Since age 12, Nadine dreamt of taking in part in Miss Lebanon, while in parallel planning to study medicine to become a plastic surgeon, but her medical ambitions gave way to the lure of the more glamorous life of a model. At age 16, Nadine began modeling, and at age 20, her life trajectory changed for good when she won the coveted Miss Lebanon Crown in 2004. She then went on to represent her country in Miss Universe 2005 in Thailand. Subsequently, she “felt the thirst to keep going, to stay in the spotlight”. While Nadine may have opted against a career in medicine and instead pursued a degree in business management, she names Mother Theresa as a role model, saying, “She is a symbol of unconditional love for people. She was there for everyone with no differentiation to race or culture.”
In 2009, she was encouraged by her friend the Lebanese writer Choukri Anis Fakhory to take up acting. She appeared on the series 'Khatwat Hob' and 'Rijél Hassém' in 2009, and won her first 'Golden Murex Award' in 2010 for her performance in ‘Khatwat Hob’. She later appeared on several other television series including 'Ajial', 'Abwab Ghaym' and 'Dhikra'. Over recent years, Nadine has become an essential part of the competitive Ramadan show race, appearing in the popular shows created for post-iftar viewings, such as Al Hayba, Nos Youm, Samra and Cello.
The multi-talented star’s comments on her traditionalist views on gender equality caused a stir when a view of her discussing gender equality during a television interview in 2012 resurfaced in 2016. Answering questions on gender equality, she said, "I want women to stay women. If they equate me with a man, I’d feel like a man. I don’t want to. I want to stay a woman." Many interpreted her comments as against gender equality. In response to the backlash, Nadine said that her comments were deliberately taken out of context. Earlier this year, Nadine spoke to 'Harper’s Bazaar Arabia', where she clarified her position, "I defend equity not equality", she said, adding that "I see women being way more important than demanding gender equality." She thinks that the blind claim of equality is unhealthy, and that "Women should aspire to equity".
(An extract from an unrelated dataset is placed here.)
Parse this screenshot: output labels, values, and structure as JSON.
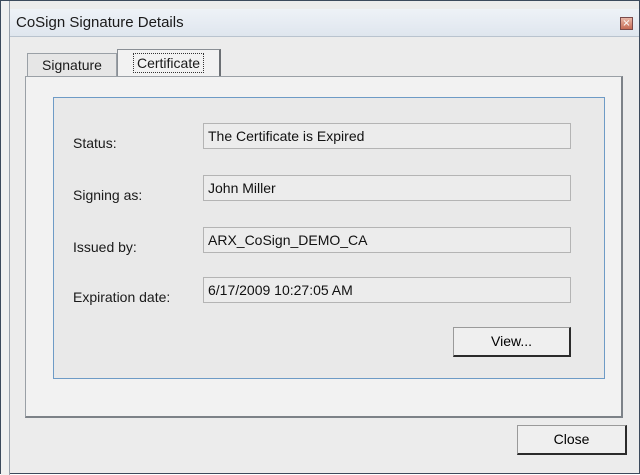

Nadine married civil engineer Hady Asmar on June 16, 2012, at a Domaine Du Comte in Daraaoun, Lebanon. The couple have two children, daughter Heaven and son Giovanni. She has volunteered as a first-aid worker in the Lebanese Red Crescent organization for several years.